Letting Go

I like my stuff.

Some of my stuff was mine when I was a child.

Some of my stuff…was my grandmother’s…my dad’s…my mom’s….given to me by special friends…reminds me of places, events, good times….

Some of my stuff was acquired by my own volition (aka I bought it). And, some of my stuff was acquired at the whim of others.

Why do I like my stuff?

Good question.

An even better question is – why do I keep my stuff?

As I look around me, I see stuff.  A lot of stuff. It doesn’t take long for a small house/room to fill up with stuff…just “everyday living” stuff takes up a lot of space.

“One day,” I think, “I’ll want/need/use this.” Or, “I can’t get rid of this…it reminds me of….” Or, “If I get rid of this what if the giver finds out?” And, “this makes me smile when I see it.”

I have too much stuff and too much stuff equals clutter. And, clutter leads to confusion…or creates confusion…or is created by confusion.

What do I need to let go of? And, how best can I do so?

What can I live without? (In truth, I can live without most of what I have if it’s true that to survive we only need the basics (air, water, sunlight, food, shelter…).

Perhaps the questions I need to ask myself are:

  • What can I live without, happily?
  • What can I live happily without?
  • What would I be happier without?
  • What steps do I need to take to let go of some of this stuff?

Letting go can be hard if we cling to what is instead of embracing what can be.

Stuff reminds us of where we were and who we were and who we were with.  Stuff is comfy. And, we all like to be comfortable and surrounded with things familiar to us…beloved by us.

Take a moment and imagine your life lived as a minimalist. What would it look like? In some ways, would it be freeing…less complicated?

Garage Living

Why do we hang onto things that we no longer need…use…really want?

I look out my back door and can easily see into 10 backyards.  In those 10 backyards, I can see 6 storage buildings as well as garages. Our backyard does not have a storage building but we do have a small garage.

If you entered our garage you would find our lawnmower and my gardening supplies.

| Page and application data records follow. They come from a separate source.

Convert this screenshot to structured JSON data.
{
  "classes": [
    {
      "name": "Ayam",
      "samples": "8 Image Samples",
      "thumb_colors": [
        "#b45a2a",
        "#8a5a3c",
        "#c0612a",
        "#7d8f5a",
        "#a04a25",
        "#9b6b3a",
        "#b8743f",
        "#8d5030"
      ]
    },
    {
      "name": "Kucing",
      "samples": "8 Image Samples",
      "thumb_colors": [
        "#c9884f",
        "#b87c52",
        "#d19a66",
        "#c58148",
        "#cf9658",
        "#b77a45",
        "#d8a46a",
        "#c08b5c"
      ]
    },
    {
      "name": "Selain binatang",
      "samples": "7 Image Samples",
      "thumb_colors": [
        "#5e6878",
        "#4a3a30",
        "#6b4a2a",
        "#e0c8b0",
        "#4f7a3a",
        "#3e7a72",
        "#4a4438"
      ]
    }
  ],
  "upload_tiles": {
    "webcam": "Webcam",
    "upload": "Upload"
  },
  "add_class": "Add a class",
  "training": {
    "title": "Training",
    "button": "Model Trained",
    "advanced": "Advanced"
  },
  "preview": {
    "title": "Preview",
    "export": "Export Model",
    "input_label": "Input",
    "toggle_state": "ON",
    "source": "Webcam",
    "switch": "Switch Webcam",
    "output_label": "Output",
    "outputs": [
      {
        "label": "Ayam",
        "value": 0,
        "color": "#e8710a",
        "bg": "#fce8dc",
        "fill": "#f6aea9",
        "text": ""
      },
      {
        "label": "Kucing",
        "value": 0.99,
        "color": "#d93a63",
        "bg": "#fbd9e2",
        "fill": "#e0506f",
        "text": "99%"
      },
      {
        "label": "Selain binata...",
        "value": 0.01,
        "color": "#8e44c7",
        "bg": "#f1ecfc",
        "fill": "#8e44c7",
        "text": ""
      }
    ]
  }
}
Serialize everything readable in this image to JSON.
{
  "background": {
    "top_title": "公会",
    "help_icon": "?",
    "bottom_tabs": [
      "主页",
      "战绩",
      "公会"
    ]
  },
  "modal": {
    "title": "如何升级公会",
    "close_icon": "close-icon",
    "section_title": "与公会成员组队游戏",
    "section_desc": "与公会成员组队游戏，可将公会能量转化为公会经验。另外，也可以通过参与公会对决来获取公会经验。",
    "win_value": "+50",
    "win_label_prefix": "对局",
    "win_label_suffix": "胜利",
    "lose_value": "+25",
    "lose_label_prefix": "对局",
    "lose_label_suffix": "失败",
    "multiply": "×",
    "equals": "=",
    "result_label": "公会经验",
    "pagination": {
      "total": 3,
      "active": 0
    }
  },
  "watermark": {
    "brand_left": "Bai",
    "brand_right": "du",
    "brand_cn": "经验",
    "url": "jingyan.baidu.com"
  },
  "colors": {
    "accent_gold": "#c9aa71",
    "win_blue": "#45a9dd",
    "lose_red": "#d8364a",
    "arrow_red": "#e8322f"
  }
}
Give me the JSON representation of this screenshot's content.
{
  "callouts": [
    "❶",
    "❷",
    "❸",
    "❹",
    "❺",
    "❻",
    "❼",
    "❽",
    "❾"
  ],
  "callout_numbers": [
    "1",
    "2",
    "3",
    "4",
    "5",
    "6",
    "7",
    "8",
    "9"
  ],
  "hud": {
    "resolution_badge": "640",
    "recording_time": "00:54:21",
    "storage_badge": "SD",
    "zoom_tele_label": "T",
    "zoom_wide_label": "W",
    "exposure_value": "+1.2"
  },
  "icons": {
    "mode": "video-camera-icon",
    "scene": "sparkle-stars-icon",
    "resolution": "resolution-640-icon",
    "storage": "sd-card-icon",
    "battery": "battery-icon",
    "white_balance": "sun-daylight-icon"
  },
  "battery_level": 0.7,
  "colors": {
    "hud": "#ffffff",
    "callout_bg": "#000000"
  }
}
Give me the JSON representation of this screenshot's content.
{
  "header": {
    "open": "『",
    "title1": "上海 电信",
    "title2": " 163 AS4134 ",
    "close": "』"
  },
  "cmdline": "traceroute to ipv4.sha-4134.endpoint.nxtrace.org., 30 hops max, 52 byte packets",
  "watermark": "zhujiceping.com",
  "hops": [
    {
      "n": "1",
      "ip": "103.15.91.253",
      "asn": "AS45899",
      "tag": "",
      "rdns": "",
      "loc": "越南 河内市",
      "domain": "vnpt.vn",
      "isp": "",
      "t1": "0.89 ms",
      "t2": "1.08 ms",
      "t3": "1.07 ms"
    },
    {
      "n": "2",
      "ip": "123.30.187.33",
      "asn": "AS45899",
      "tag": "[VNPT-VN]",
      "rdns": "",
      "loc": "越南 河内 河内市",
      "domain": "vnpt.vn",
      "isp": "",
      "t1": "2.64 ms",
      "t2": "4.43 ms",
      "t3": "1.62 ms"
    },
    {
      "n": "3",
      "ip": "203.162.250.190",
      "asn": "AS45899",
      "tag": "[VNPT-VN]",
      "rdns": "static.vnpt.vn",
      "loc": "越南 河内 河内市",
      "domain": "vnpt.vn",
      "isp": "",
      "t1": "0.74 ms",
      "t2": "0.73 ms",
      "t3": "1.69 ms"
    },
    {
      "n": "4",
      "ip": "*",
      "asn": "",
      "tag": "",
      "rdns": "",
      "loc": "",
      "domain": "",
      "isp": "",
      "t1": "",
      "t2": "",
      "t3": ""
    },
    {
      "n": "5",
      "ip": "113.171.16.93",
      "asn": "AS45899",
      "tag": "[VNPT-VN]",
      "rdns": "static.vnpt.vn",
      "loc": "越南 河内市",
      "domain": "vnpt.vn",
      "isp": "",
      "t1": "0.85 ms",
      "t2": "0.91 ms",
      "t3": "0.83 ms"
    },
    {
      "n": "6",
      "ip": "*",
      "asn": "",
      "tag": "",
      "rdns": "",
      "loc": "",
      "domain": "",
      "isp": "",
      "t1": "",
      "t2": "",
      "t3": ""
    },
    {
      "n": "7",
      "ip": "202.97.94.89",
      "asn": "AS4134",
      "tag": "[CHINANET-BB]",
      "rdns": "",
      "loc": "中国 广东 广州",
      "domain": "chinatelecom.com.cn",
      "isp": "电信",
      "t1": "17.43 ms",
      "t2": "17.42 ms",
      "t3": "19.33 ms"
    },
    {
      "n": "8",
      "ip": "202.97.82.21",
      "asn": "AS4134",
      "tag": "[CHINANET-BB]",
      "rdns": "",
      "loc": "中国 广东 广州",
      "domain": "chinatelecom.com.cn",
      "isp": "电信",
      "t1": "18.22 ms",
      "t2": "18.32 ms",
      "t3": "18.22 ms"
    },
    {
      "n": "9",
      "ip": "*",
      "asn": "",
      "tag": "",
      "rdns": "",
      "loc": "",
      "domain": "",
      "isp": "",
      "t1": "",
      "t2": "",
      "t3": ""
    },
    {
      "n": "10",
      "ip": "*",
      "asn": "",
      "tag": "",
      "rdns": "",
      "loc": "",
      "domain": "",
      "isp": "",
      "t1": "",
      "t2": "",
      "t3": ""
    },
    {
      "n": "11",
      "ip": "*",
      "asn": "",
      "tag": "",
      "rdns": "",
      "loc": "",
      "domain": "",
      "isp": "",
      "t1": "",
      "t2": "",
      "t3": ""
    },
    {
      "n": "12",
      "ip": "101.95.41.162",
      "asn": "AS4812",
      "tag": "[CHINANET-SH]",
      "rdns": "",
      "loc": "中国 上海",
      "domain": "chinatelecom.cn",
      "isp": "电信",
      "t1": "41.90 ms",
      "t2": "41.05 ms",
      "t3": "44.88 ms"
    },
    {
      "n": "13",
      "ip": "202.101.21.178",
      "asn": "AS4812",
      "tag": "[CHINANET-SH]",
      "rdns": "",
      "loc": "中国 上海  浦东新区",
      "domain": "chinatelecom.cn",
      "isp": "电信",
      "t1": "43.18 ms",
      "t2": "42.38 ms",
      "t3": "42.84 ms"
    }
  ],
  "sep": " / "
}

Our washer and dryer are there as well – it serves as our laundry room.

You would also find a multitude of “things” – some in boxes, some not.  There are bookcases, desks, containers…stuff too numerous to name.

All of it stored in the garage.


Because our house is small and there is no room for it.

Because we can’t bear to get rid of it.

Because we might live in a larger house one day and want the stuff.

Because it has sentimental value (whatever that is…it seems “sentimental” and “value” shouldn’t be in the same sentence).

Because it belongs to someone else.

Because we simply don’t know what to do with it all.

Within the garage is a maze.  It runs from the back door through the stacks of items, past the washer/dryer, beyond the stuff until it comes to the large front door where it turns right and proceeds across the front of the garage and ends at the far wall where Daughter’s “stuff” resides.

While at the grocery recently, Daughter started to purchase plastic food containers to use for work lunches.

I said, “Why buy more? You have a box of stuff just like that in the garage.”

Daughter replied, “Yeah, I know, but I don’t know where the box is.”

“I know – I found it the other day and placed it where you could get to it,” I answered.

What I didn’t tell her is that the pathway I created to be able to see what was in that particular box no longer exists.  I had rearranged some of the “stuff” and to reach it, one would need to climb over a stack of boxes and things…or recreate a path to it.

I can give her a compass and point her in the general direction, give her a description of the box and wish her luck. I can tie a rope around her waist in case she becomes lost in the maze created by garage living.

“One day,” I say, “things will be different.”

Yes, one day…but not today.